"The next painting he shows is one that underscores the contempt for alchemists (depicting a dalliance with the underworld), followed by a painting of an old man looking wistfully at the progress of his contraption in the pot, all with pertinent descriptions.
"He then forwards to New Zealand in 1871 and the Rutherford family, the fourth child of whom, Ernest (born that year), grows up to become the "father of nuclear physics" and a Nobel prize winner - and the good doctor takes us to his life story, while bringing up Wilhelm Roentgen's development of X-rays, Henri Becquerel's discovery of the properties of uranium, the work of Rutherford's own teacher, J.J. Thomson, on atomic theory, Marie Curie's discovery of radium, - all of which had an effect on Rutherford and his subsequent work.

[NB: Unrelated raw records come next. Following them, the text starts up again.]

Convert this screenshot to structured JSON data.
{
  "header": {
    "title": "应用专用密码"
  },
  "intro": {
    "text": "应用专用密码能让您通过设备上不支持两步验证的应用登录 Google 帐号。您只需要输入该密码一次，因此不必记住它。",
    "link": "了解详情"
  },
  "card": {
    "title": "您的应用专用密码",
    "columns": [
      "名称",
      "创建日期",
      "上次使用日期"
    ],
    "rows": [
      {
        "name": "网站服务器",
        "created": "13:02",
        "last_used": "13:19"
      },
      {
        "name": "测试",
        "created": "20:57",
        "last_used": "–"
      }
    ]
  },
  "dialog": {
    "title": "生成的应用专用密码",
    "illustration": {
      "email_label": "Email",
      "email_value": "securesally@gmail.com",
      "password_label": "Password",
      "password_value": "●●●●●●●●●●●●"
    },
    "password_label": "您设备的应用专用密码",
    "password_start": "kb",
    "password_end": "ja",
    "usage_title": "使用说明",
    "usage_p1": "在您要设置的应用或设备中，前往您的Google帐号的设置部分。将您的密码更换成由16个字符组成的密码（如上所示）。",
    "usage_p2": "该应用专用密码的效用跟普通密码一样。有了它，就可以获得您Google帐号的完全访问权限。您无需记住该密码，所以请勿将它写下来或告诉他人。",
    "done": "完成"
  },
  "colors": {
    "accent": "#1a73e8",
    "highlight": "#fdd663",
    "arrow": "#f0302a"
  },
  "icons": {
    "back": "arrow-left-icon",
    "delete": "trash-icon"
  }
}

"Dr. Posin then draws a diagram of how Rutherford's findings worked, and shows pertinent pictures of alpha, beta and gamma particles, and charts underscoring how the physicist became known as the "Newton of the atom," and how his work progressed as his life did - all while standing "on the shoulders of giants," and how those who followed in his footsteps would end up standing on Rutherford's."